Medical Research making an impact now

A global pandemic, an ageing population, and a growing burden of chronic diseases, the challenges our healthcare sector faces are bigger than ever and researchers at the University of Western Australia are at the forefront of addressing some of the world’s most challenging healthcare issues.

Moderated by Professor Romola Bucks, Pro-Vice-Chancellor (Health and Medical Research), this panel discussion will feature two celebrated UWA Emeritus Professors and two rising stars of UWA’s health and medical research world.

The panel will discuss their research journeys, give an insight into their ground-breaking research and detail how it is making an impact now.

Afterwards, the discussion will continue over drinks and canapes

Panelists

Moderator
Professor Romola Bucks
Pro Vice-Chancellor Health and Medical Research and Director of The Rain Study, and Professor in the School of Psychology Services at The University of Western Australia

Professor Romola Bucks is the Pro Vice Chancellor Health and Medical Research (UWA) and Director of The Raine Study, rainestudy.org.au, and Professor in the School of Psychological Science, at the University of Western Australia.
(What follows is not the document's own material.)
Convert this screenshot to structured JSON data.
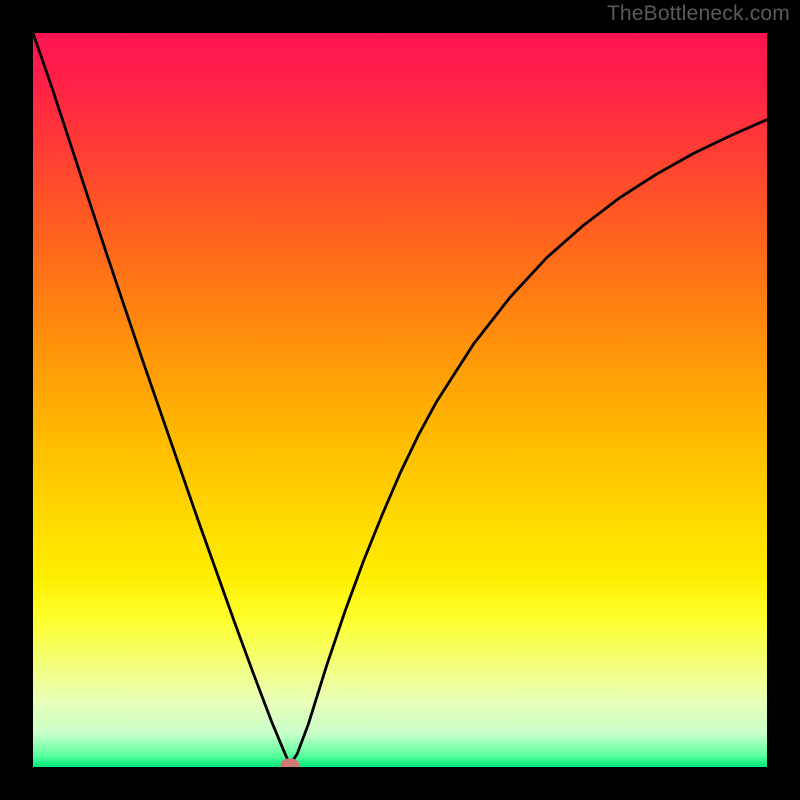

Her research focuses on cognitive and affective consequences of typical ageing, and of conditions that contribute to cognitive decline and increase risk of dementia. She works with people with Parkinson’s, Sleep Apnoea, anxiety and depression. Professor Romola Bucks is a passionate teacher and research supervisor, who is committed to mentoring young scientists. She is an Endorsed Clinical Psychologist (AHPRA, Australia).

Emeritus Professor Karen Simmer AO
UWA Medical School

Dr Karen Simmer was appointed as the inaugural Professor of Newborn Medicine at the University of Western Australia (UWA) and the Director of the Neonatal Intensive Care Units at King Edward and Perth Children Hospitals (2001-2020). In 2006, she established the first Human Milk Bank in Australia. Professor Simmer was elected Chair of the Academic Board at UWA (2009-2012). She has qualifications from Sydney, London, and Harvard Universities, has over 200 research publications and was the Co-Director of the NHMRC Centre of Research Excellence for preterm infants.

Emeritus Professor Grant Morahan
UWA Medical School

Grant Morahan received his doctorate from the University of Melbourne. After a postdoctoral period at Scripps Clinic, USA, he returned to Melbourne, leading a team at the Walter and Eliza Hall Institute and working on the genetics of complex diseases particularly Type 1 diabetes. Since 2005, he has been the Inaugural Diabetes Research Professor at UWA and the Harry Perkins Institute. His research subjects have included antibody immunochemistry, immune tolerance, immunogenetics, and genetics of type 1 diabetes and other complex genetic diseases. Professor Morahan has over 260 scientific papers, including many in Nature, Science, Lancet, Nature Genetics, PNAS and Diabetes.

Melvin Chin
Medical Oncologist (Sir Charles Gairdner hospital)

Melvin Chin came to Perth after completing his medical degree at the University of Cambridge in 2011. He has a research interest in mesothelioma and did his PhD at NCARD (National Centre for Asbestos Related Diseases), where he explored computational approaches to discover cancer biomarkers from gene expression data. He is a past recipient of the ADSA (Asbestos Diseases Society of Australia) PhD scholarship and a current recipient of a Raine Clinician Research Fellowship. Currently, his research focuses on machine learning approaches to predict mesothelioma responses to chemo-immunotherapy treatment.

India Kelsall-Foreman
Provisional Psychologist | MPsych and PhD Candidate (Clinical Neuropsychology)

India Kelsall-Foreman is a provisionally registered Clinical Neuropsychologist and PhD candidate studying at the School of Psychological Science, the University of Western Australia. India’s research focuses on examining anomalous perceptual experiences in healthy older adults living in the general community. Her research shows that anomalous perceptions are relatively common in healthy older adults.